§ **What to do**
In your reply, print every line of the listing exactly and omit all images.

§ **Data for review**
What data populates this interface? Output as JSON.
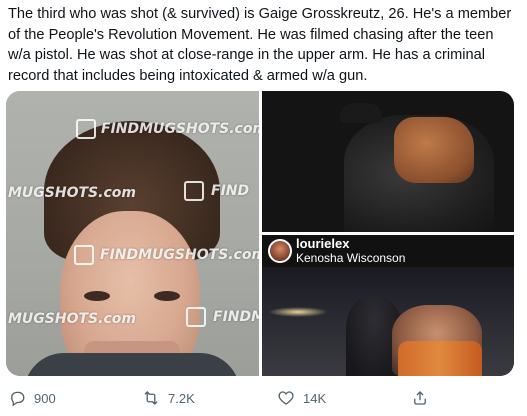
{
  "tweet": {
    "text": "The third who was shot (& survived) is Gaige Grosskreutz, 26. He's a member of the People's Revolution Movement. He was filmed chasing after the teen w/a pistol. He was shot at close-range in the upper arm. He has a criminal record that includes being intoxicated & armed w/a gun."
  },
  "media": {
    "mugshot_watermarks": [
      "FINDMUGSHOTS.com",
      "MUGSHOTS.com",
      "FIND",
      "FINDMUGSHOTS.com",
      "MUGSHOTS.com",
      "FINDM"
    ],
    "instagram": {
      "username": "lourielex",
      "location": "Kenosha Wisconson"
    }
  },
  "actions": {
    "reply_count": "900",
    "retweet_count": "7.2K",
    "like_count": "14K"
  },
  "colors": {
    "text": "#0f1419",
    "icon": "#536471"
  }
}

§ **Response**
What data populates this interface? Output as JSON.
{
  "tweet": {
    "text": "The third who was shot (& survived) is Gaige Grosskreutz, 26. He's a member of the People's Revolution Movement. He was filmed chasing after the teen w/a pistol. He was shot at close-range in the upper arm. He has a criminal record that includes being intoxicated & armed w/a gun."
  },
  "media": {
    "mugshot_watermarks": [
      "FINDMUGSHOTS.com",
      "MUGSHOTS.com",
      "FIND",
      "FINDMUGSHOTS.com",
      "MUGSHOTS.com",
      "FINDM"
    ],
    "instagram": {
      "username": "lourielex",
      "location": "Kenosha Wisconson"
    }
  },
  "actions": {
    "reply_count": "900",
    "retweet_count": "7.2K",
    "like_count": "14K"
  },
  "colors": {
    "text": "#0f1419",
    "icon": "#536471"
  }
}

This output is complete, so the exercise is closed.